High-resolution images are available to schools and libraries via subscription to American History, 1493-1943. Check to see if your school or library already has a subscription. Or click here for more information. You may also order a pdf of the image from us here.
The toasts includes those given to the United States, the Constitution, the Vice President, Congress, the Congress of 1776, foreign ministers, George Washington ("we profoundly venerate his virtuous character"), Kosciusko (struck and reinserted), Independence, the Administration, Lafayette, the press, etc.
1 The United States
May their Union be perpetuel & their honor inviolate -
2 The Constitution & Laws
May Americans ever remember that Law is Liberty and the Constitution the sacred Paladium of Political Safety -
3 The Vice President &
both houses of Congress
As Guardians of the liberties of their Country, may their Zeal for the common good banish from their Councils every Sentiment inimical to so great a purpose.
4 The Congress of 1776
May we duly appreciate their resplendent Magnanimity & Patriotism, & be emulous to support undaminished those glorious rights so nobly asserted -
5 Our Foreign Minister
May the lustre of their Patriotism, their firmness fidelity & Candor secure respect to their Country, and convince the World that our councils are founded on the broad basis of national rectitude & honor -
6 Geo: Washington, [inserted: The pride and ornament of his Country!] we profoundly venerate his virtuous Character, May he long live happy in his retirement -
[struck 7 Genll Thadeus Kosciusko
May he soon be restored to health, experience the Gratitude of Americans for his past services and enjoy uninterrupted happiness as a reward for his patriotism in the Cabinet, his bravery in the field & fortitude in his Confinement -]
 7 May the friends of America be impressed with a suitable resentment, in every instance
foreign interference with respect to its Government -
May a sense of national honor exalt the American Character above a debasing predilection for or fear of any foreign power under heaven -
9 The Administration of our Government
May it, ever be firmly supported by a virtuous & enlightened people -
The Marquis de la Fayette
May he have the happiness to see the revolution which he convinced Europe speedily terminate in equal Liberty, remote from Tyranny on the one hand, & licentious press on the other -
11 The American Press may it meet with due support when open for manly discussion, but never countenanced when it becomes the vehicle of licentious abuse -
12 The memory of the Patriots
who fell in defence of American
Freedom - May their example be a lesson to us justly to regard its invaluable blessings -
 13 Agriculture May industry, Frugality, & Innocence ensure the American Farmer Rural felicity -
14 Commerce May the American Commerce be as unbounded as the ocean, [inserted: and as] unrestrained by the wicked rapacity [inserted: of] Tyrants of whatever denomination - as its waves.
[struck: The American fair
May their Charms be only surpassed by the more amiable qualifications of the mind -]
15 The American fair
May they smile upon the friends - may they never cease to frown upon the enemies of their Country.
16 Genl.
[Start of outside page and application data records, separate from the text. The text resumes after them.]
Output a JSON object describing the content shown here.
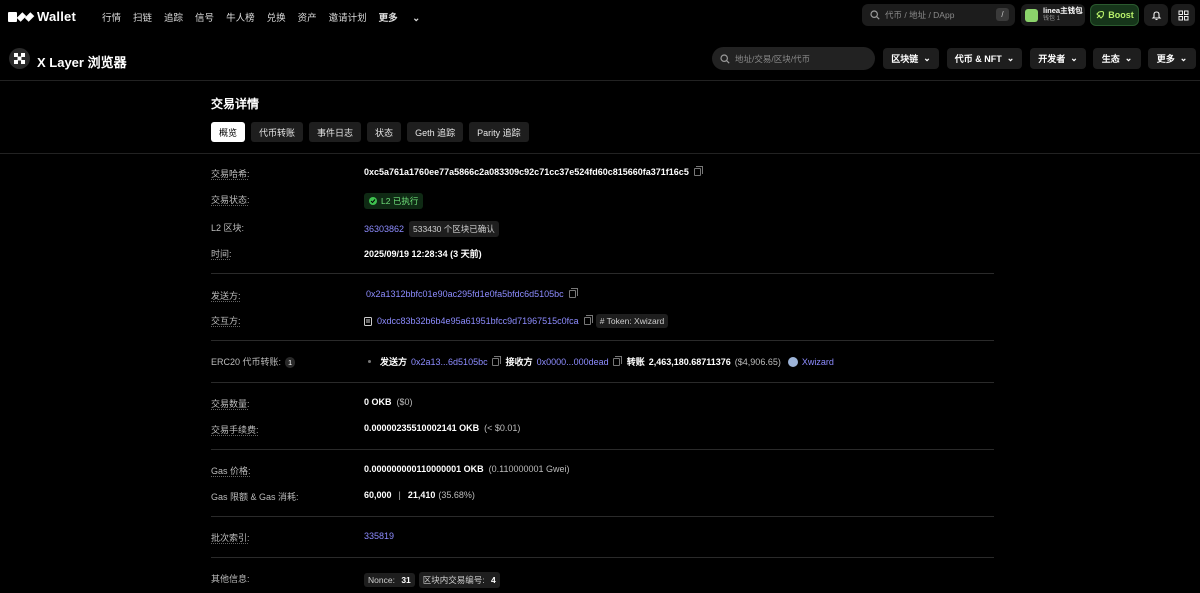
{
  "topnav": {
    "brand": "Wallet",
    "links": [
      "行情",
      "扫链",
      "追踪",
      "信号",
      "牛人榜",
      "兑换",
      "资产",
      "邀请计划"
    ],
    "more": "更多",
    "search_placeholder": "代币 / 地址 / DApp",
    "search_shortcut": "/",
    "wallet_name": "linea主钱包",
    "wallet_sub": "钱包 1",
    "boost_label": "Boost"
  },
  "subhead": {
    "title": "X Layer 浏览器",
    "search_placeholder": "地址/交易/区块/代币",
    "menus": [
      "区块链",
      "代币 & NFT",
      "开发者",
      "生态",
      "更多"
    ]
  },
  "page": {
    "title": "交易详情",
    "tabs": [
      "概览",
      "代币转账",
      "事件日志",
      "状态",
      "Geth 追踪",
      "Parity 追踪"
    ]
  },
  "details": {
    "tx_hash_label": "交易哈希:",
    "tx_hash": "0xc5a761a1760ee77a5866c2a083309c92c71cc37e524fd60c815660fa371f16c5",
    "status_label": "交易状态:",
    "status": "L2 已执行",
    "block_label": "L2 区块:",
    "block_number": "36303862",
    "block_confirmations": "533430 个区块已确认",
    "time_label": "时间:",
    "time": "2025/09/19 12:28:34 (3 天前)",
    "from_label": "发送方:",
    "from": "0x2a1312bbfc01e90ac295fd1e0fa5bfdc6d5105bc",
    "to_label": "交互方:",
    "to": "0xdcc83b32b6b4e95a61951bfcc9d71967515c0fca",
    "to_tag": "# Token: Xwizard",
    "erc20_label": "ERC20 代币转账:",
    "erc20_count": "1",
    "erc20_from_label": "发送方",
    "erc20_from": "0x2a13...6d5105bc",
    "erc20_to_label": "接收方",
    "erc20_to": "0x0000...000dead",
    "erc20_amount_label": "转账",
    "erc20_amount": "2,463,180.68711376",
    "erc20_amount_usd": "($4,906.65)",
    "erc20_token": "Xwizard",
    "value_label": "交易数量:",
    "value": "0 OKB",
    "value_usd": "($0)",
    "fee_label": "交易手续费:",
    "fee": "0.00000235510002141 OKB",
    "fee_usd": "(< $0.01)",
    "gas_price_label": "Gas 价格:",
    "gas_price": "0.000000000110000001 OKB",
    "gas_price_gwei": "(0.110000001 Gwei)",
    "gas_limit_label": "Gas 限额 & Gas 消耗:",
    "gas_limit": "60,000",
    "gas_sep": "|",
    "gas_used": "21,410",
    "gas_used_pct": "(35.68%)",
    "batch_label": "批次索引:",
    "batch": "335819",
    "other_label": "其他信息:",
    "nonce_label": "Nonce:",
    "nonce": "31",
    "position_label": "区块内交易编号:",
    "position": "4"
  }
}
Kuosciusko
May the ardent esteem of the friends of Freedom, be a balm to his wounds, and a sweet consolation in his retirement -
The American Character,
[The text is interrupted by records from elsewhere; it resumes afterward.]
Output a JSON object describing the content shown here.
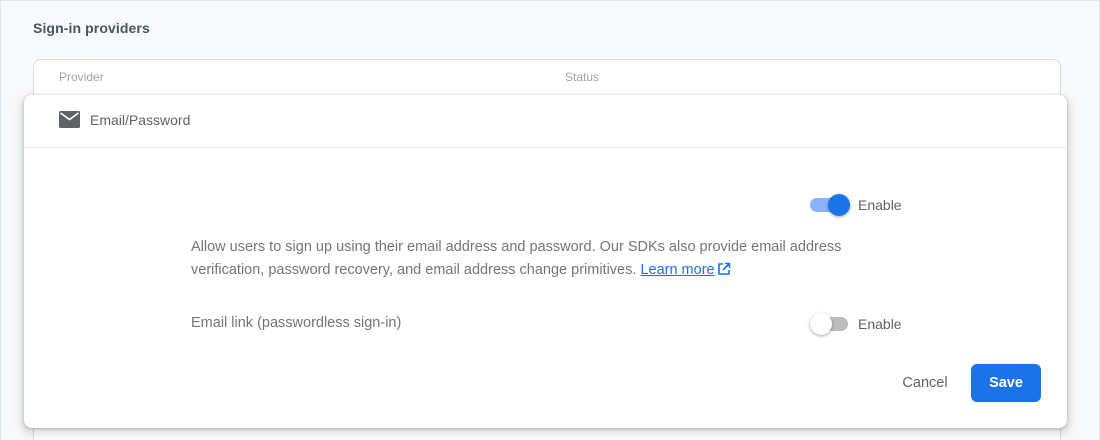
{
  "section": {
    "title": "Sign-in providers"
  },
  "table": {
    "columns": [
      "Provider",
      "Status"
    ]
  },
  "dialog": {
    "provider": {
      "name": "Email/Password",
      "icon": "mail-icon"
    },
    "email_password": {
      "enabled": true,
      "toggle_label": "Enable"
    },
    "description": "Allow users to sign up using their email address and password. Our SDKs also provide email address verification, password recovery, and email address change primitives.",
    "learn_more": "Learn more",
    "email_link": {
      "label": "Email link (passwordless sign-in)",
      "enabled": false,
      "toggle_label": "Enable"
    },
    "actions": {
      "cancel": "Cancel",
      "save": "Save"
    }
  },
  "colors": {
    "accent": "#1a73e8",
    "toggle_on_track": "#8ab4f8",
    "toggle_off_track": "#bdbdbd",
    "text_muted": "#757575"
  }
}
May all but true Federalists be found wanting, when weighed in the American balance.
The copyright law of the United States (title 17, United States Code) governs the making of photocopies or other reproductions of copyrighted material. Under certain conditions specified in the law, libraries and archives are authorized to furnish a photocopy or other reproduction. One of these specific conditions is that the photocopy or reproduction is not to be “used for any purpose other than private study, scholarship, or research.” If a user makes a request for, or later uses, a photocopy or reproduction for purposes in excess of “fair use,” that user may be liable for copyright infringement. This institution reserves the right to refuse to accept a copying order if, in its judgment, fulfillment of the order would involve violation of copyright law.